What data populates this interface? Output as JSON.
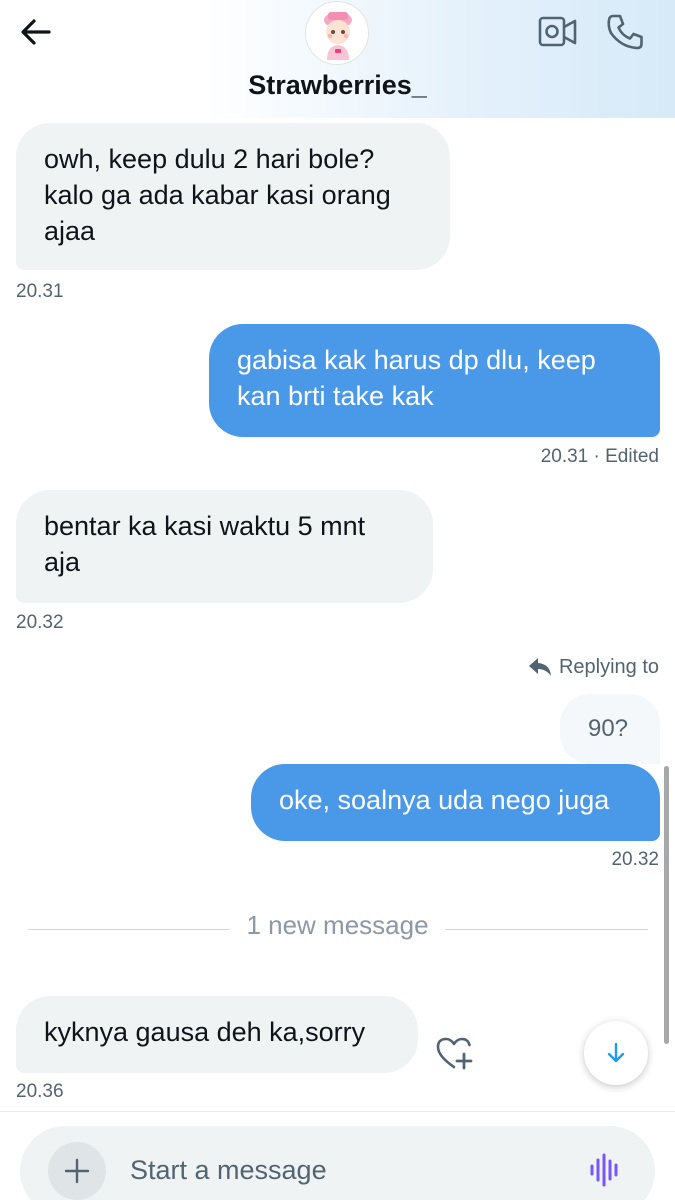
{
  "header": {
    "title": "Strawberries_",
    "icons": [
      "back-arrow-icon",
      "video-call-icon",
      "phone-icon"
    ]
  },
  "messages": [
    {
      "side": "in",
      "lines": [
        "owh, keep dulu 2 hari bole?",
        "kalo ga ada kabar kasi orang",
        "ajaa"
      ],
      "time": "20.31"
    },
    {
      "side": "out",
      "lines": [
        "gabisa kak harus dp dlu, keep",
        "kan brti take kak"
      ],
      "time": "20.31 · Edited"
    },
    {
      "side": "in",
      "lines": [
        "bentar ka kasi waktu 5 mnt",
        "aja"
      ],
      "time": "20.32"
    },
    {
      "side": "out",
      "reply_label": "Replying to",
      "quoted_text": "90?",
      "lines": [
        "oke, soalnya uda nego juga"
      ],
      "time": "20.32"
    },
    {
      "side": "in",
      "lines": [
        "kyknya gausa deh ka,sorry"
      ],
      "time": "20.36"
    }
  ],
  "new_message_divider": "1 new message",
  "composer": {
    "placeholder": "Start a message"
  },
  "colors": {
    "outgoing_bubble": "#4a99e9",
    "incoming_bubble": "#eff3f4",
    "accent": "#1d9bf0",
    "voice": "#7856ff"
  }
}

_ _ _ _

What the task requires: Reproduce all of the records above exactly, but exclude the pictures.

Result:
What data populates this interface? Output as JSON.
{
  "header": {
    "title": "Strawberries_",
    "icons": [
      "back-arrow-icon",
      "video-call-icon",
      "phone-icon"
    ]
  },
  "messages": [
    {
      "side": "in",
      "lines": [
        "owh, keep dulu 2 hari bole?",
        "kalo ga ada kabar kasi orang",
        "ajaa"
      ],
      "time": "20.31"
    },
    {
      "side": "out",
      "lines": [
        "gabisa kak harus dp dlu, keep",
        "kan brti take kak"
      ],
      "time": "20.31 · Edited"
    },
    {
      "side": "in",
      "lines": [
        "bentar ka kasi waktu 5 mnt",
        "aja"
      ],
      "time": "20.32"
    },
    {
      "side": "out",
      "reply_label": "Replying to",
      "quoted_text": "90?",
      "lines": [
        "oke, soalnya uda nego juga"
      ],
      "time": "20.32"
    },
    {
      "side": "in",
      "lines": [
        "kyknya gausa deh ka,sorry"
      ],
      "time": "20.36"
    }
  ],
  "new_message_divider": "1 new message",
  "composer": {
    "placeholder": "Start a message"
  },
  "colors": {
    "outgoing_bubble": "#4a99e9",
    "incoming_bubble": "#eff3f4",
    "accent": "#1d9bf0",
    "voice": "#7856ff"
  }
}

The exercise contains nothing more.